### Work to be completed
Among the entries below, find all lines that include "button" and copy them.

---+---

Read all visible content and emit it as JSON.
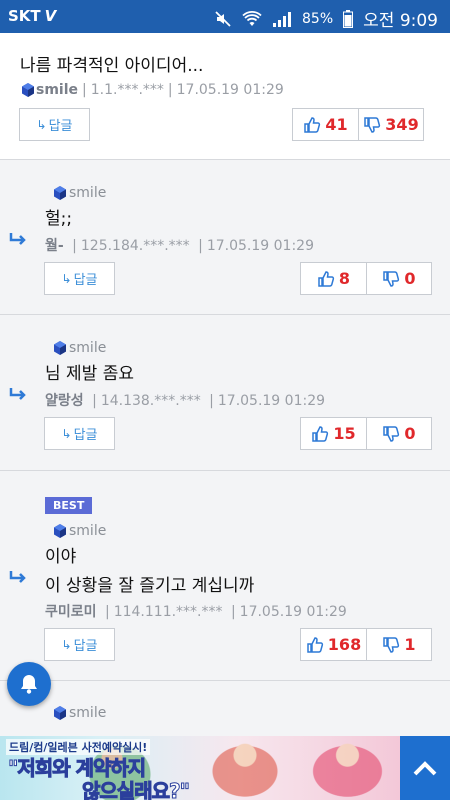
{
  "status_bar": {
    "carrier": "SKT",
    "battery": "85%",
    "time": "오전 9:09",
    "colors": {
      "background": "#1f5fae"
    }
  },
  "comments": [
    {
      "text": "나름 파격적인 아이디어...",
      "author": "smile",
      "ip": "1.1.***.***",
      "date": "17.05.19 01:29",
      "reply_label": "답글",
      "likes": "41",
      "dislikes": "349"
    },
    {
      "nick": "smile",
      "text": "헐;;",
      "author": "월-",
      "ip": "125.184.***.***",
      "date": "17.05.19 01:29",
      "reply_label": "답글",
      "likes": "8",
      "dislikes": "0"
    },
    {
      "nick": "smile",
      "text": "님 제발 좀요",
      "author": "얄랑성",
      "ip": "14.138.***.***",
      "date": "17.05.19 01:29",
      "reply_label": "답글",
      "likes": "15",
      "dislikes": "0"
    },
    {
      "badge": "BEST",
      "nick": "smile",
      "text_line1": "이야",
      "text_line2": "이 상황을 잘 즐기고 계십니까",
      "author": "쿠미로미",
      "ip": "114.111.***.***",
      "date": "17.05.19 01:29",
      "reply_label": "답글",
      "likes": "168",
      "dislikes": "1"
    },
    {
      "nick": "smile"
    }
  ],
  "ad": {
    "line1": "드림/컴/일레븐 사전예약실시!",
    "line2": "\"저희와 계약하지",
    "line3": "않으실래요?\""
  },
  "icons": {
    "thumb_up": "thumbs-up-icon",
    "thumb_down": "thumbs-down-icon",
    "bell": "bell-icon",
    "scroll_top": "chevron-up-icon"
  },
  "colors": {
    "accent": "#1e6fcf",
    "vote_count": "#e0282b",
    "reply_text": "#3d8fd8",
    "best_badge": "#5b6bd6"
  }
}
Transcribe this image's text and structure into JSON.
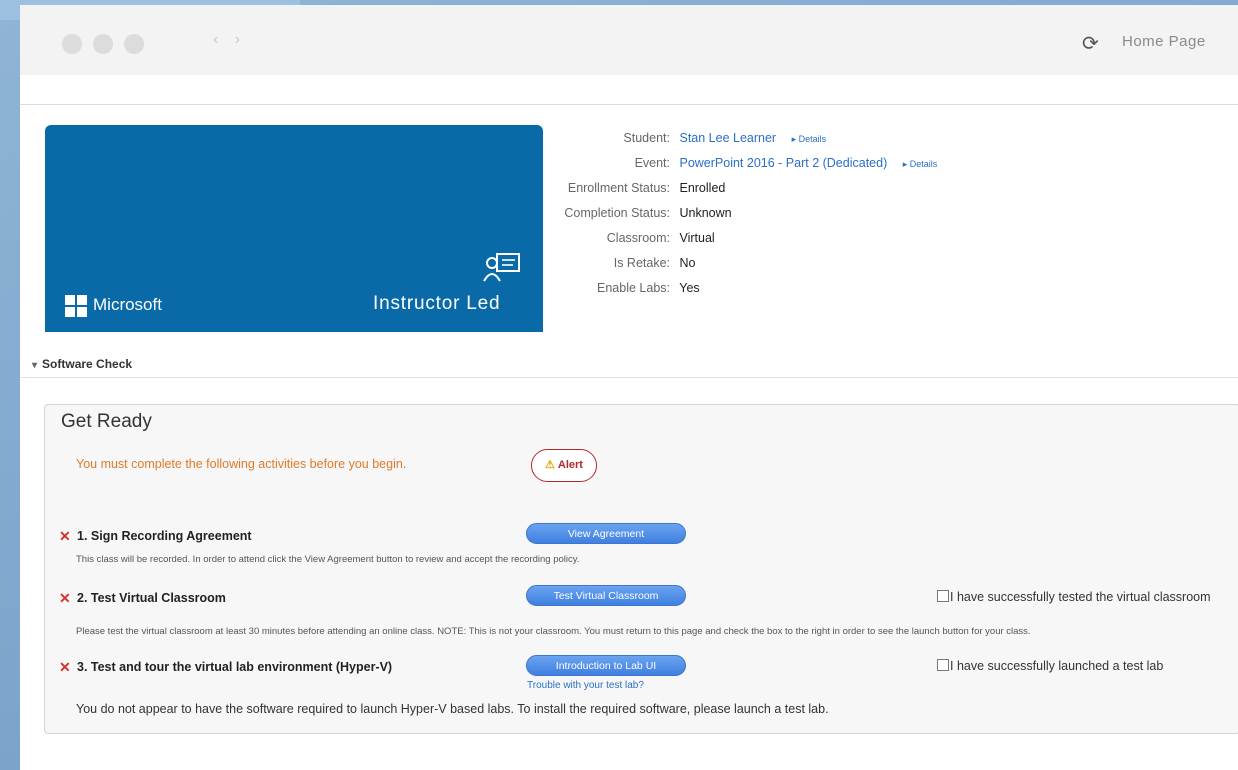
{
  "browser": {
    "nav_arrows": "‹ ›",
    "reload_icon": "⟳",
    "home_label": "Home Page"
  },
  "hero": {
    "brand": "Microsoft",
    "course_type": "Instructor Led",
    "bg_color": "#0a6aa7"
  },
  "details": {
    "student_label": "Student:",
    "student_value": "Stan Lee Learner",
    "student_more": "▸ Details",
    "event_label": "Event:",
    "event_value": "PowerPoint 2016 - Part 2 (Dedicated)",
    "event_more": "▸ Details",
    "enrollment_label": "Enrollment Status:",
    "enrollment_value": "Enrolled",
    "completion_label": "Completion Status:",
    "completion_value": "Unknown",
    "classroom_label": "Classroom:",
    "classroom_value": "Virtual",
    "retake_label": "Is Retake:",
    "retake_value": "No",
    "labs_label": "Enable Labs:",
    "labs_value": "Yes"
  },
  "software_check": {
    "label": "Software Check",
    "collapse_icon": "▾"
  },
  "get_ready": {
    "title": "Get Ready",
    "warning": "You must complete the following activities before you begin.",
    "alert_icon": "⚠",
    "alert_label": "Alert"
  },
  "steps": [
    {
      "title": "1. Sign Recording Agreement",
      "desc": "This class will be recorded. In order to attend click the View Agreement button to review and accept the recording policy.",
      "button": "View Agreement"
    },
    {
      "title": "2. Test Virtual Classroom",
      "desc": "Please test the virtual classroom at least 30 minutes before attending an online class. NOTE: This is not your classroom. You must return to this page and check the box to the right in order to see the launch button for your class.",
      "button": "Test Virtual Classroom",
      "checkbox": "I have successfully tested the virtual classroom"
    },
    {
      "title": "3. Test and tour the virtual lab environment (Hyper-V)",
      "button": "Introduction to Lab UI",
      "checkbox": "I have successfully launched a test lab",
      "link": "Trouble with your test lab?",
      "message": "You do not appear to have the software required to launch Hyper-V based labs. To install the required software, please launch a test lab."
    }
  ],
  "status_icon": "✕",
  "colors": {
    "link": "#2a6fc9",
    "warning": "#e07a2a",
    "error": "#d6312b",
    "button": "#4a88e6"
  }
}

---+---

### Output for this task
      "desc": "This class will be recorded. In order to attend click the View Agreement button to review and accept the recording policy.",
      "button": "View Agreement"
      "desc": "Please test the virtual classroom at least 30 minutes before attending an online class. NOTE: This is not your classroom. You must return to this page and check the box to the right in order to see the launch button for your class.",
      "button": "Test Virtual Classroom",
      "button": "Introduction to Lab UI",
    "button": "#4a88e6"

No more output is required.